» TASK STATEMENT:
Every record that follows must be returned word for word.

#### SUPPLIED DATA

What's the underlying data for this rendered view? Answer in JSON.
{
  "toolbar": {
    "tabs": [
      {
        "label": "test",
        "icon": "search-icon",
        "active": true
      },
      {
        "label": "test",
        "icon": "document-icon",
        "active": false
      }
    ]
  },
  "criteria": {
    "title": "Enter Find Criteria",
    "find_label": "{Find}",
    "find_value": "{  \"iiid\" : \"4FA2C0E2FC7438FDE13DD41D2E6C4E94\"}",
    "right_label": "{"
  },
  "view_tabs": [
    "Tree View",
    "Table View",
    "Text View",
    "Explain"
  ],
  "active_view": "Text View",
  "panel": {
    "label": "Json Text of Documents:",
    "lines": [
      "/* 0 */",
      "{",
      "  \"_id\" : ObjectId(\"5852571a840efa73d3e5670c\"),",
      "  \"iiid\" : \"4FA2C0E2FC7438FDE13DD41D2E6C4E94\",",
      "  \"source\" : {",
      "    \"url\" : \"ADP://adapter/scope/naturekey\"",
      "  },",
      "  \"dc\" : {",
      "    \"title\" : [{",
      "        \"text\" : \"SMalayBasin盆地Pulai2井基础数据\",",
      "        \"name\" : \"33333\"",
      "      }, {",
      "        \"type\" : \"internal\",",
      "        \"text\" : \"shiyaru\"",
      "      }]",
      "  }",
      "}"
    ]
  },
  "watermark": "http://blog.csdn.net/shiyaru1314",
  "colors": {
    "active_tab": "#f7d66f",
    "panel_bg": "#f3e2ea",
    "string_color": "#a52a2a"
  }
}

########

» EXERCISE RESULT:
What's the underlying data for this rendered view? Answer in JSON.
{
  "toolbar": {
    "tabs": [
      {
        "label": "test",
        "icon": "search-icon",
        "active": true
      },
      {
        "label": "test",
        "icon": "document-icon",
        "active": false
      }
    ]
  },
  "criteria": {
    "title": "Enter Find Criteria",
    "find_label": "{Find}",
    "find_value": "{  \"iiid\" : \"4FA2C0E2FC7438FDE13DD41D2E6C4E94\"}",
    "right_label": "{"
  },
  "view_tabs": [
    "Tree View",
    "Table View",
    "Text View",
    "Explain"
  ],
  "active_view": "Text View",
  "panel": {
    "label": "Json Text of Documents:",
    "lines": [
      "/* 0 */",
      "{",
      "  \"_id\" : ObjectId(\"5852571a840efa73d3e5670c\"),",
      "  \"iiid\" : \"4FA2C0E2FC7438FDE13DD41D2E6C4E94\",",
      "  \"source\" : {",
      "    \"url\" : \"ADP://adapter/scope/naturekey\"",
      "  },",
      "  \"dc\" : {",
      "    \"title\" : [{",
      "        \"text\" : \"SMalayBasin盆地Pulai2井基础数据\",",
      "        \"name\" : \"33333\"",
      "      }, {",
      "        \"type\" : \"internal\",",
      "        \"text\" : \"shiyaru\"",
      "      }]",
      "  }",
      "}"
    ]
  },
  "watermark": "http://blog.csdn.net/shiyaru1314",
  "colors": {
    "active_tab": "#f7d66f",
    "panel_bg": "#f3e2ea",
    "string_color": "#a52a2a"
  }
}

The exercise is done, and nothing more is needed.